MOSCOW (Reuters) - Russia will not agree to tougher sanctions against Iran over its nuclear program in exchange for a new nuclear arms cuts deal with Washington, Interfax news agency quoted a foreign ministry source as saying Tuesday.
Last week, U.S. President Barack Obama’s nuclear adviser suggested that progress on a U.S.-Russian nuclear arms pact could help persuade Moscow to be more cooperative on Iran.
“There are no reasons to link these issues or count on Russia being more cooperative in toughening sanctions against Iran if there is progress in talks with the United States on further cuts in strategic offensive weapons,” the source said.

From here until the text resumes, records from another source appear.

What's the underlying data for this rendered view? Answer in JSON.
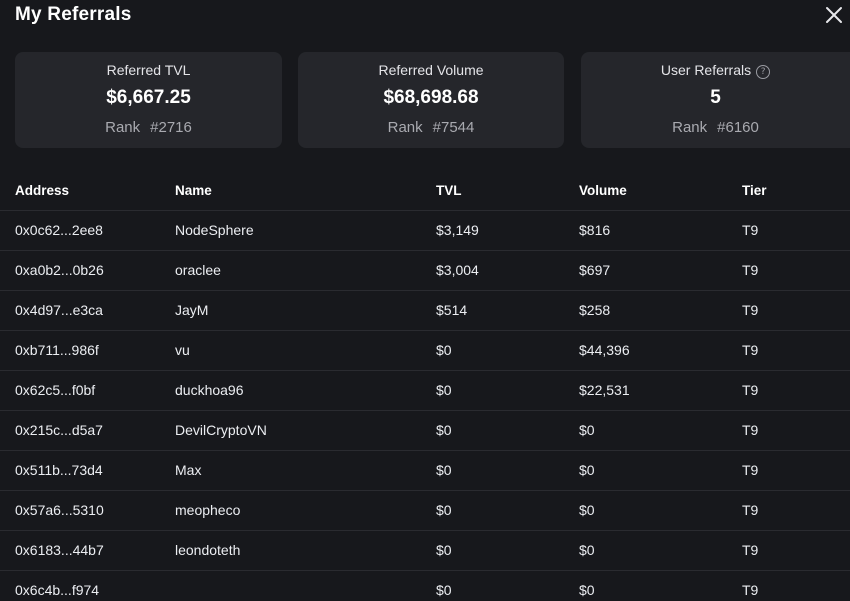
{
  "modal": {
    "title": "My Referrals",
    "close_icon": "close-icon"
  },
  "stats": [
    {
      "label": "Referred TVL",
      "value": "$6,667.25",
      "rank_label": "Rank",
      "rank_value": "#2716"
    },
    {
      "label": "Referred Volume",
      "value": "$68,698.68",
      "rank_label": "Rank",
      "rank_value": "#7544"
    },
    {
      "label": "User Referrals",
      "help_icon": "help-circle-icon",
      "help_glyph": "?",
      "value": "5",
      "rank_label": "Rank",
      "rank_value": "#6160"
    }
  ],
  "table": {
    "headers": {
      "address": "Address",
      "name": "Name",
      "tvl": "TVL",
      "volume": "Volume",
      "tier": "Tier"
    },
    "rows": [
      {
        "address": "0x0c62...2ee8",
        "name": "NodeSphere",
        "tvl": "$3,149",
        "volume": "$816",
        "tier": "T9"
      },
      {
        "address": "0xa0b2...0b26",
        "name": "oraclee",
        "tvl": "$3,004",
        "volume": "$697",
        "tier": "T9"
      },
      {
        "address": "0x4d97...e3ca",
        "name": "JayM",
        "tvl": "$514",
        "volume": "$258",
        "tier": "T9"
      },
      {
        "address": "0xb711...986f",
        "name": "vu",
        "tvl": "$0",
        "volume": "$44,396",
        "tier": "T9"
      },
      {
        "address": "0x62c5...f0bf",
        "name": "duckhoa96",
        "tvl": "$0",
        "volume": "$22,531",
        "tier": "T9"
      },
      {
        "address": "0x215c...d5a7",
        "name": "DevilCryptoVN",
        "tvl": "$0",
        "volume": "$0",
        "tier": "T9"
      },
      {
        "address": "0x511b...73d4",
        "name": "Max",
        "tvl": "$0",
        "volume": "$0",
        "tier": "T9"
      },
      {
        "address": "0x57a6...5310",
        "name": "meopheco",
        "tvl": "$0",
        "volume": "$0",
        "tier": "T9"
      },
      {
        "address": "0x6183...44b7",
        "name": "leondoteth",
        "tvl": "$0",
        "volume": "$0",
        "tier": "T9"
      },
      {
        "address": "0x6c4b...f974",
        "name": "",
        "tvl": "$0",
        "volume": "$0",
        "tier": "T9"
      }
    ]
  }
}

Russia is negotiating a new nuclear arms cuts deal with the United States to replace the 1991 START-1 pact, which expires in December. It is also involved in international efforts to persuade Iran to give up its uranium enrichment program.
The sharp tone of the Russian comments contrasted with the positive mood that dominated last week during Obama’s visit to Moscow aimed at “resetting” thorny bilateral ties.
Obama and Russian President Dmitry Medvedev committed themselves during the talks to working on the new START pact despite outstanding disagreements over U.S. plans to deploy elements of an anti-missile system in Europe.
Obama has said that the European elements of the missile shield will not be needed if Iran halts what the West argues is a military program to create its own nuclear bomb.
Russia, a veto-wielding permanent member of the U.N. Security Council, has been reluctant to allow strong sanctions against Iran and has praised Obama for promising to pursue direct dialogue with Iranian leaders.
Obama’s special assistant for arms control, Gary Samore, made his comments about the potential for a change in Russia’s stance at London’s International Institute for Strategic Studies last week.
“If we make concessions on strategic nuclear issues the Russians are much more willing to be cooperative when it comes to Iran,” Samore told experts.
A Kremlin source told Reuters that the exchange of remarks over START and Iran did not indicate any change in the overall atmosphere of Russia-U.S. contacts.
“It was nothing more than an exchange of remarks over a specific suggestion,” the source said.
Writing by Oleg Shchedrov; Editing by Lin Noueihed